Despite his pride in his father’s accomplishments—and maybe because of it—my father didn’t feel as powerful as the story of his name suggests. He felt more like a supporting act, a trumpeter announcing the arrival of a hero, or a mere conclusion. When I was filling out a form for a visa before I left Ethiopia, I asked my father what I should put down as my last name because we do not use surnames. We have a first name followed by our father’s first name and so on. “Use Sibhat,” said my father, “he deserves to be known.” Even decades after my grandfather’s death, my father diminished his role in his father’s return by disappearing himself from his own daughter’s name.
Maybe the question shouldn’t be who is right—the angels or the preacher? Both positions, taken together, appear to be pointing to the bigger and obvious truth that people are “large and contain multitudes.” Maybe our names and the hopeful stories accompanying them are mere guardrails intended to keep us on the right side of our inner struggles.
In my case, it would have been more accurate to name me Coincidence because my mother’s pain and bleeding came back months after my birth. But mercy was the story that she wanted to see unfold, instead of a name that reflected back the fact of her circumstances. She must have felt triumphant after making a whole child, a life affirming creature, inside a tattered uterus, forcing life and death to sit side by side for nine months without contradicting each other. It wasn’t far-fetched to imagine mercy lurking close by. Hope’s intangibility doesn’t make it any less true than an illness.
Still, I am the least merciful person I know, so it is funny to me that my name is mercy. Sometimes my assessment of people’s actions is so harsh that I avoid them afraid of what my words might do to them if I said what I think.
On the other hand, one reason for my love of writing, especially fiction, is that it gives me a chance to consider mercy, both for myself and others. In the pages of my stories, the people who hurt me in real life are harmless. I am offered a safe space to get to know my enemies, often finding that, once you go behind their lines and see how they live or once lived, it is hard not to love them. This doesn’t mean making excuses for abusive behavior or handing out blanket exoneration. What I mean is: when writing, I am reminded that understanding is the path to transformation for all, and transformation is the path to lasting justice, which is another name for truth, which in turn is reached through the willingness to exercise mercy.
It makes me angry to think about the inevitable future in which I put my current enemies in a story, get to know them, and end up forgiving them. I want to keep hating them because they have hurt me. But I love writing fiction and the best thing it does is disarm me. Perhaps my name has little to do with my mother’s cancer. Perhaps she, who was named Mulatwa, the fulfillment, was just a prophet who foresaw my eventual pursuit of a career in fiction, in this art of laboring to see all the sides, this art of mercy, of a desperate need to prove to yourself that even the most wretched people are lovable at some level, thereby giving yourself the courage to face the wretched parts of you.

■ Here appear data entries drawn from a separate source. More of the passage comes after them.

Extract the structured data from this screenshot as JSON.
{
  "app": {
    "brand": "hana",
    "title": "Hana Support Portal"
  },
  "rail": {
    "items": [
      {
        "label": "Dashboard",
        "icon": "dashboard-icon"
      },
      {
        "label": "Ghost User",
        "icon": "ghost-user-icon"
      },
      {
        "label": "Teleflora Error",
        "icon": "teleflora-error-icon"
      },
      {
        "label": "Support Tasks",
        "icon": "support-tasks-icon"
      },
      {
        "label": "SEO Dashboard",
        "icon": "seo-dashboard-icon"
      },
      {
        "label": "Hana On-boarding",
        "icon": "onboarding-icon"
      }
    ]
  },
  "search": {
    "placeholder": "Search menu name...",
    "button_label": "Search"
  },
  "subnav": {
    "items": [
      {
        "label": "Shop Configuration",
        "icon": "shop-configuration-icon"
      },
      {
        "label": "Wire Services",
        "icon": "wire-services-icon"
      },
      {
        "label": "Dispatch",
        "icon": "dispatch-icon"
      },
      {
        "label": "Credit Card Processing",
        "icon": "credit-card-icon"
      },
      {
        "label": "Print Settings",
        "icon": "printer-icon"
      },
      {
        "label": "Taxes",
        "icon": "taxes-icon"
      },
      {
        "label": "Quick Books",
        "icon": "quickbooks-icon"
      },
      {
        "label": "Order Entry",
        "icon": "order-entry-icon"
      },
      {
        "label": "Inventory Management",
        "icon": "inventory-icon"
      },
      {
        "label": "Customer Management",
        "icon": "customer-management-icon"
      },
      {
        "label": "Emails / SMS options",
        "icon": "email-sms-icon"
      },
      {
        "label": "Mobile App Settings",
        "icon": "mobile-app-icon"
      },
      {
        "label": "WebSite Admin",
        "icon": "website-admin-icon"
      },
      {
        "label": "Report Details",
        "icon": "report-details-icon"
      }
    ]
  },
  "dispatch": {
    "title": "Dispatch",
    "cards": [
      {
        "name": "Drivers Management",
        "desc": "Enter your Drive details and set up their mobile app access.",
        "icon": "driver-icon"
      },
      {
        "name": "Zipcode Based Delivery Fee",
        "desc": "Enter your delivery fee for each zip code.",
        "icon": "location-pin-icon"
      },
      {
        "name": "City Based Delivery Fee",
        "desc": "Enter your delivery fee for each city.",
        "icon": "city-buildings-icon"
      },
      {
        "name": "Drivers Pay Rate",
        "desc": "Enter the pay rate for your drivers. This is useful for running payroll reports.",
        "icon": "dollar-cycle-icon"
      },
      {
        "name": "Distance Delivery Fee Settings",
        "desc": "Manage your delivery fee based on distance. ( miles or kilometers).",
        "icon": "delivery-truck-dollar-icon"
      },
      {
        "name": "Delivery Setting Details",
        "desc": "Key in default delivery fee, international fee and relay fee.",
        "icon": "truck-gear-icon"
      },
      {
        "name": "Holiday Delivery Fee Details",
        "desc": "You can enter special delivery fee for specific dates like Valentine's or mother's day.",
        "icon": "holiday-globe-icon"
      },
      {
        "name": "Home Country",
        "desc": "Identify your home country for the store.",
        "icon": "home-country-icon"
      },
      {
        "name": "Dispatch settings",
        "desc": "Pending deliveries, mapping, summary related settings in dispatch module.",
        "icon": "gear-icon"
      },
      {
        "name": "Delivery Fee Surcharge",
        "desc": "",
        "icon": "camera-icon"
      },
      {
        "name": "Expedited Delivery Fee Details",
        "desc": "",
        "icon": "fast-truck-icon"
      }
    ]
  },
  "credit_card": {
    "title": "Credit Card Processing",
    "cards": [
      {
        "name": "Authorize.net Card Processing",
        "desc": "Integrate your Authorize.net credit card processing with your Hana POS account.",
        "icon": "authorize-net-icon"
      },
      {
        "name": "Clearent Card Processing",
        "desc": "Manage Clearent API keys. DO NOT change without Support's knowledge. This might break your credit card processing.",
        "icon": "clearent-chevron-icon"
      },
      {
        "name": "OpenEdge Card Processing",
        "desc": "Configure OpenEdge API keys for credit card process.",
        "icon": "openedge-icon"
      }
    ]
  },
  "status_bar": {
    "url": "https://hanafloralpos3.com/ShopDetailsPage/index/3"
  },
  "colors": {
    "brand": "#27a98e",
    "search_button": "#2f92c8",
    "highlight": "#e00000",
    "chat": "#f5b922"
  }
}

The History of a Difficult Child by Mihret Sibhat is available from Viking.